About 45 minutes by boat from La Paz, Los Islotes is home to a colony of California sea lions. These photogenic animals spend their day sunbathing on the rocky outcroppings. Visitors can see other marine species on the journey to the colony as well, such as humpback and gray whales. During the summer, the tranquil, warm waters feature lots of young pups that are extremely jovial and interactive with visitors. While the sea lions can get extremely close to snorkelers or divers, even nipping their fins, the shallow-water outings are nonetheless safe and suitable for all ages and abilities.
Rated one of the top 10 wildlife experiences in the world by Lonely Planet, snorkeling with seals on New Zealand’s South Island means lots of interaction with the inquisitive New Zealand fur seal. You’ll head out in small groups of only two to six people on an intimate tour that runs from October to May. The tours usually last around 2.5 hours and companies will typically provide appropriate exposure protection.
Ross Sea, Antarctica
By far the most expensive of all the encounters, Antarctica and its leopard seals are also the most impressive. These apex predators are highly intelligent and fascinated by humans. They often play with their food, usually penguins and, to the mixed emotions of onlookers, offer their prize to the snorkelers. Flanked by colossal icebergs and amazing polar wildlife, many high-end travel companies offer dive expeditions to Antarctica, where the water temperature is barely above or at freezing.
In the cold waters (46 F or 8 C) of northeast England, the Farne Islands provide a home to thousands of grey seals and, in the winter months, their pups. You’ll want to don a drysuit before splashing in to explore the shallow canyons and gullies, home to giant sea stars, kelp beds, cod and diving guillemots.
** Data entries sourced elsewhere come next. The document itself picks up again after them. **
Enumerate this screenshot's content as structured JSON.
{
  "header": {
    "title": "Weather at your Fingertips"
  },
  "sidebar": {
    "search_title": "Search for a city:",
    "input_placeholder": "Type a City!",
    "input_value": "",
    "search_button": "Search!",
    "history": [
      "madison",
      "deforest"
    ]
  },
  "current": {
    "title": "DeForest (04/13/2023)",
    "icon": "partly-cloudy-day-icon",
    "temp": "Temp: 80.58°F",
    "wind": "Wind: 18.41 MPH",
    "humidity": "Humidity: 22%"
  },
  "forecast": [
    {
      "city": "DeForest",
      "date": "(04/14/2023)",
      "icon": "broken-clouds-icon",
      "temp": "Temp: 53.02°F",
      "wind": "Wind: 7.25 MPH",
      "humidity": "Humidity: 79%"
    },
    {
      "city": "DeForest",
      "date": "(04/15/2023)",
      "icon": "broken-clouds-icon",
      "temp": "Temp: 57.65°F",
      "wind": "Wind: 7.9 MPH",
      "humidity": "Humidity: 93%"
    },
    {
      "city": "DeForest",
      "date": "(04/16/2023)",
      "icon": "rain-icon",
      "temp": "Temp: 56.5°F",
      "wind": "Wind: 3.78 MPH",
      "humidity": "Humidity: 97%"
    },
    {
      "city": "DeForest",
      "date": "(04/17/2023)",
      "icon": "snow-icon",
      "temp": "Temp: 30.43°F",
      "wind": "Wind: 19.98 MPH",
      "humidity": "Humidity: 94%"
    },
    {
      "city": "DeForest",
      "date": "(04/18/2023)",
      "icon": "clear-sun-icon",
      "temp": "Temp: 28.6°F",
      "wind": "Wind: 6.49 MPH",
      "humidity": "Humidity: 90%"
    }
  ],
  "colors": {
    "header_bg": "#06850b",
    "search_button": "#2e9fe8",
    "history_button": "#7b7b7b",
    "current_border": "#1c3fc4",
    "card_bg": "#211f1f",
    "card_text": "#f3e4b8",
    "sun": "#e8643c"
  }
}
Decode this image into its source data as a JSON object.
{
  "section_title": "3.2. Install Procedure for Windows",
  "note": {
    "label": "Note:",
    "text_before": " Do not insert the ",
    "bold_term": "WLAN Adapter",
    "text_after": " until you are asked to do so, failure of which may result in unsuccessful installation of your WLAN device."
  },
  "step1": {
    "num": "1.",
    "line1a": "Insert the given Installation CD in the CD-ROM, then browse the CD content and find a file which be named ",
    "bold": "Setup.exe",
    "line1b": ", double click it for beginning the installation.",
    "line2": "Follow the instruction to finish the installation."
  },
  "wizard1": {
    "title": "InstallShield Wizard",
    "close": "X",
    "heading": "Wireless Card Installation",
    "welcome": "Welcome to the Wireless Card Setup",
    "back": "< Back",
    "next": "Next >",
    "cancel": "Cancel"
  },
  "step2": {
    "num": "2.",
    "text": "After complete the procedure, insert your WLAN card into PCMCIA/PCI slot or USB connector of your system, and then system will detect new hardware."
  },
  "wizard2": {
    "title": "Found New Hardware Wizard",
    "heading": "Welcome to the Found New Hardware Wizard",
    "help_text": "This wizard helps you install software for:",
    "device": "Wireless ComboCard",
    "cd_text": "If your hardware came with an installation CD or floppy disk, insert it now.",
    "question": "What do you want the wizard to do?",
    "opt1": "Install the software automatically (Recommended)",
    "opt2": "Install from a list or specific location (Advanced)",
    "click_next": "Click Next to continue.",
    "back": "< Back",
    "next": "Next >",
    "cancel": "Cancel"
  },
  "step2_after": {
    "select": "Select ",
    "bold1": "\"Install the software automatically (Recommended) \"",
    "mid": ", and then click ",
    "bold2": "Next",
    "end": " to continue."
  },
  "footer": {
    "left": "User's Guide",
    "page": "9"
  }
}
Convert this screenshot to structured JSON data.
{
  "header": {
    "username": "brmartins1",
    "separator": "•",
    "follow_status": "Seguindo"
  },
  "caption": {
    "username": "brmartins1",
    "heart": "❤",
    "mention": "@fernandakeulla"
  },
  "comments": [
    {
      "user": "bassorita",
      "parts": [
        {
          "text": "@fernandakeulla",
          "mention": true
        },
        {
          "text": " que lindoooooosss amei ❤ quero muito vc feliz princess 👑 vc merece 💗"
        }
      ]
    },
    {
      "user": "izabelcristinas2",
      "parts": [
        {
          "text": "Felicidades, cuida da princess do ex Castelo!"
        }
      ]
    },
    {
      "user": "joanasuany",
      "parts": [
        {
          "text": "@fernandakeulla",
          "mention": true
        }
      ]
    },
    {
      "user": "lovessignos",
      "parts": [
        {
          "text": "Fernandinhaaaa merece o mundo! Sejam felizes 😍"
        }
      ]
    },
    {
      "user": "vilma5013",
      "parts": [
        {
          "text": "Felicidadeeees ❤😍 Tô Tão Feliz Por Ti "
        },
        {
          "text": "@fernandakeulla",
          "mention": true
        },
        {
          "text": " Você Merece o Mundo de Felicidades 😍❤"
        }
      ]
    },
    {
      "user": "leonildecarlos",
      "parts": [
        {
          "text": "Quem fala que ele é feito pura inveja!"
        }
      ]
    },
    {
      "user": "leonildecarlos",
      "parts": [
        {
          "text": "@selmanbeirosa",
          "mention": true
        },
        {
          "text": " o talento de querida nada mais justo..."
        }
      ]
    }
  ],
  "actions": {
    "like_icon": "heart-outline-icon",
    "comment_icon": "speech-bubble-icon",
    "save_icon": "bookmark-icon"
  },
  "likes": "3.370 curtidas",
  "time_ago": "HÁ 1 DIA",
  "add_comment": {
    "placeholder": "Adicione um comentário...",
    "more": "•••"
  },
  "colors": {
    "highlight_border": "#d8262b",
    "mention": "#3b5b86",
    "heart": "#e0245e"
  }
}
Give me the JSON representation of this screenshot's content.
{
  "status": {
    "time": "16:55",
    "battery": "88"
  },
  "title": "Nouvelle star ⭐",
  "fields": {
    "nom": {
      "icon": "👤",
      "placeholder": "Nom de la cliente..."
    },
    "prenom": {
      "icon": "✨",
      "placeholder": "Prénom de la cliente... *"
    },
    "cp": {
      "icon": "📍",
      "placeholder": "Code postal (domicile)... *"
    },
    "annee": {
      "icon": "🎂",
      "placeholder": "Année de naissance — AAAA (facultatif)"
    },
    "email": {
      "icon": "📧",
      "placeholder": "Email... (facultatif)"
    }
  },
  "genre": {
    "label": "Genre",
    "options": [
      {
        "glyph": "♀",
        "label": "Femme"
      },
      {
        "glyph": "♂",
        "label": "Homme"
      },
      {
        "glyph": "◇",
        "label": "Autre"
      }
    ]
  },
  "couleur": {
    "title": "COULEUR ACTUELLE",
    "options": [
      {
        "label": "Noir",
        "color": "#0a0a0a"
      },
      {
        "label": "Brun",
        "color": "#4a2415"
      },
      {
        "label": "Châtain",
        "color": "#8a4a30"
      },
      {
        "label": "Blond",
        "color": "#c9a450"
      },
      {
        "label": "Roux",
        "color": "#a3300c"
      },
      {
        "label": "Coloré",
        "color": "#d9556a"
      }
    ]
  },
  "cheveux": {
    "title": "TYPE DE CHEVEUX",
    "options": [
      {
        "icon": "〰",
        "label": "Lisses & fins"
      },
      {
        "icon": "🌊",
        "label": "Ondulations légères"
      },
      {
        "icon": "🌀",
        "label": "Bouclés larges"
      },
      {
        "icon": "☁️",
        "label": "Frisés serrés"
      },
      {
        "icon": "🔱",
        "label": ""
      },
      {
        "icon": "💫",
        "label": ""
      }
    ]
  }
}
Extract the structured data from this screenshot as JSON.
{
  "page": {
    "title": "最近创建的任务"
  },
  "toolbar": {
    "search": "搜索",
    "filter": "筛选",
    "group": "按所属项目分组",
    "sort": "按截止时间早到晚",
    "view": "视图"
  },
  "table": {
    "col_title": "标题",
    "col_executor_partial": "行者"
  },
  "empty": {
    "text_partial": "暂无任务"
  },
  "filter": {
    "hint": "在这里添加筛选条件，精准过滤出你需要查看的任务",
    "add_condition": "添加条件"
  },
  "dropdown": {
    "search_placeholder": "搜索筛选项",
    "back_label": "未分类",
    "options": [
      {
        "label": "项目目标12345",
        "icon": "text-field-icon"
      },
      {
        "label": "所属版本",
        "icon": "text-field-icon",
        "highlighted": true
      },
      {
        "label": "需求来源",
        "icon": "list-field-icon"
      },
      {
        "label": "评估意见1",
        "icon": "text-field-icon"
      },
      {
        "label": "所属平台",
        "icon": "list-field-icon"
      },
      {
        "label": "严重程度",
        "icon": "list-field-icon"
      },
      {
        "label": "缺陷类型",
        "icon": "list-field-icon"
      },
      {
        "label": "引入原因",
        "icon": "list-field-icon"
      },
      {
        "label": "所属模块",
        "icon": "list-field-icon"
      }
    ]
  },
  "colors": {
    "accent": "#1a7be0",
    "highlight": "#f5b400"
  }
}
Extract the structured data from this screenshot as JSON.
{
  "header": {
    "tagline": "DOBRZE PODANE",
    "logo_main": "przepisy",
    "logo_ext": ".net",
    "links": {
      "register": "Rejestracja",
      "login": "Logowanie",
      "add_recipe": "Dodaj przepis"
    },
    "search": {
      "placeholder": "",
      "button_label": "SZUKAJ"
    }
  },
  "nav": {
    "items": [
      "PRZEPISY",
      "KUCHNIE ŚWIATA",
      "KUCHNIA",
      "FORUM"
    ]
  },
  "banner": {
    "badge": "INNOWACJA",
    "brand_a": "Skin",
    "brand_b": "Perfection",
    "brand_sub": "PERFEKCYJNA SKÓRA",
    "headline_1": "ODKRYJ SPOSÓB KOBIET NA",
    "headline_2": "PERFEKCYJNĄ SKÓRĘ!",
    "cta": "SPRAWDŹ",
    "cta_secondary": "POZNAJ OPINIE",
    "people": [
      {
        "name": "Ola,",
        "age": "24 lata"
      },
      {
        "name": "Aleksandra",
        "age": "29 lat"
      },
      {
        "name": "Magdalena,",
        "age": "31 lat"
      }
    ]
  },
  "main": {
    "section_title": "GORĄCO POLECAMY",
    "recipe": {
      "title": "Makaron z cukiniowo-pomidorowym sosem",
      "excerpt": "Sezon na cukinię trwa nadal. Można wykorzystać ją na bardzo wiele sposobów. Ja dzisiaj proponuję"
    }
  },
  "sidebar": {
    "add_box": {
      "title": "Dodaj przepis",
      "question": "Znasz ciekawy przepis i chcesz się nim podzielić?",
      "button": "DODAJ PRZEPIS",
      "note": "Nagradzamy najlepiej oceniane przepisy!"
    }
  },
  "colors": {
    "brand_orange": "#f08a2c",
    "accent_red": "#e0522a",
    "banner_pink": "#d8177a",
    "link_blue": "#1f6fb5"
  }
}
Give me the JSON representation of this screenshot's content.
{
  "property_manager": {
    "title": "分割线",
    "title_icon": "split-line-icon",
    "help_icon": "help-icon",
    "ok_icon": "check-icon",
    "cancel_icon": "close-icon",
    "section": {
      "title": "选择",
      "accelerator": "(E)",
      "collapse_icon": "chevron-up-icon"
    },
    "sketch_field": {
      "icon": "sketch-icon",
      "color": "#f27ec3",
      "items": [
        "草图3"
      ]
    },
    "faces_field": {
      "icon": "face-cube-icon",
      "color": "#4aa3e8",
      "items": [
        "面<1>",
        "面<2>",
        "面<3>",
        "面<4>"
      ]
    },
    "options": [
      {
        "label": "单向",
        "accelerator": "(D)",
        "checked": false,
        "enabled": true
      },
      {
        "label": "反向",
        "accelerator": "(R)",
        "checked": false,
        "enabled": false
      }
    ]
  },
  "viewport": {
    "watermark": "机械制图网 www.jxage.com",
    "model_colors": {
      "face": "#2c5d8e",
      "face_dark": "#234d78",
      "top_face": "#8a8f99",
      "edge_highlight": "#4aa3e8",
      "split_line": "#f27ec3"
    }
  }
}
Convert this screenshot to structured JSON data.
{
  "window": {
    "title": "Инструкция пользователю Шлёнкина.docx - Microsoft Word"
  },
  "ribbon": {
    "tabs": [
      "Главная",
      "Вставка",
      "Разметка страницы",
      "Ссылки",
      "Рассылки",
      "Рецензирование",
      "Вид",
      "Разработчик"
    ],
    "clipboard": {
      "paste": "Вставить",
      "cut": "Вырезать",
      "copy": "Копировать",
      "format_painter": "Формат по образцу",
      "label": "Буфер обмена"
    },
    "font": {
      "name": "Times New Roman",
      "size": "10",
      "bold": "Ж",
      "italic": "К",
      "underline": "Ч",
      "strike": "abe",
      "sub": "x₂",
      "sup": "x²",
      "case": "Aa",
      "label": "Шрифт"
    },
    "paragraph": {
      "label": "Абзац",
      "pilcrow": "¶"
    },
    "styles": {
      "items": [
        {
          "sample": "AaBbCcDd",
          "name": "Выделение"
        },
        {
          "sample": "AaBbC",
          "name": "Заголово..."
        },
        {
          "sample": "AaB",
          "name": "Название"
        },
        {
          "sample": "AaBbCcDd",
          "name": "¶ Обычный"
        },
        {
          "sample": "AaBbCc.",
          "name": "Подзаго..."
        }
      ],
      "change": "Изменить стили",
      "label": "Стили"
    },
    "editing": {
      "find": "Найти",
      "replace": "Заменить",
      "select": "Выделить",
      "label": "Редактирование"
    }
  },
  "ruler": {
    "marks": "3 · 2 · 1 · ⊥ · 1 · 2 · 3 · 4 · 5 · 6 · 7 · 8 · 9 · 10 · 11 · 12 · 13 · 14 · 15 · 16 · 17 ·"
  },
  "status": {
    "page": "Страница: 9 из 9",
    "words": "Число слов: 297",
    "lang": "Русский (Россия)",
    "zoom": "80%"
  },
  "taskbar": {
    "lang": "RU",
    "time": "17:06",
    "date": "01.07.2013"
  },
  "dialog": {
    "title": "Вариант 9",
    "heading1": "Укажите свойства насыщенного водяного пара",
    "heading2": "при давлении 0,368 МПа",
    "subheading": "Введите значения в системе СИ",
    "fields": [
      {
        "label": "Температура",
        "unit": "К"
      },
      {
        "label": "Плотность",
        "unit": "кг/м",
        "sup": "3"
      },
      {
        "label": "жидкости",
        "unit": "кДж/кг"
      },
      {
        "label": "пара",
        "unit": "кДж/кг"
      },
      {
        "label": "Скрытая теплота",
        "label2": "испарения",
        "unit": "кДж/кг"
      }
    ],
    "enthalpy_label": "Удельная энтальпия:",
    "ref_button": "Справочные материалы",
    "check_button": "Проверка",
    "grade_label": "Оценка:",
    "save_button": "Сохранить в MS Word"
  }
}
Nothing prepares you for you for that moment that you bump into a sleeping seal, however, while another chews on your fins.
In a country known for its plethora of shark species, it’s no surprise that divers can see Cape fur seals, the prime target for white sharks, by the thousands in the sheltered area of False Bay. In the dense kelp forests, broadnose sevengill sharks patrol the shallow waters, yet the Cape fur seals are the real masters here, spiraling and pirouetting, sending trails of bubbles behind. If you go, expect seal congregations of up to 50 at one time. Cape waters are cold but dive-able year-round; you’ll want at least a 7mm wetsuit.
Every winter off Hornby Island, British Columbia, divers bundle up to dive with Steller sea lions. Reaching numbers up to 100 strong, these raucous creatures zip back and forth, their 10-foot (3 m) bodies are an impressive sight. Although these large animals can reach speeds of up to 30 knots, the sea lions are not dangerous. They are, however, playful. They’ve got a reputation for nibbling the odd camera or dive fin, so hold tight to your gear. Many area dive operators conduct safe and knowledgeable tours, and divers often see other creatures as well. Keep your eyes peeled for wolf eels, octopus and giant marine crustaceans.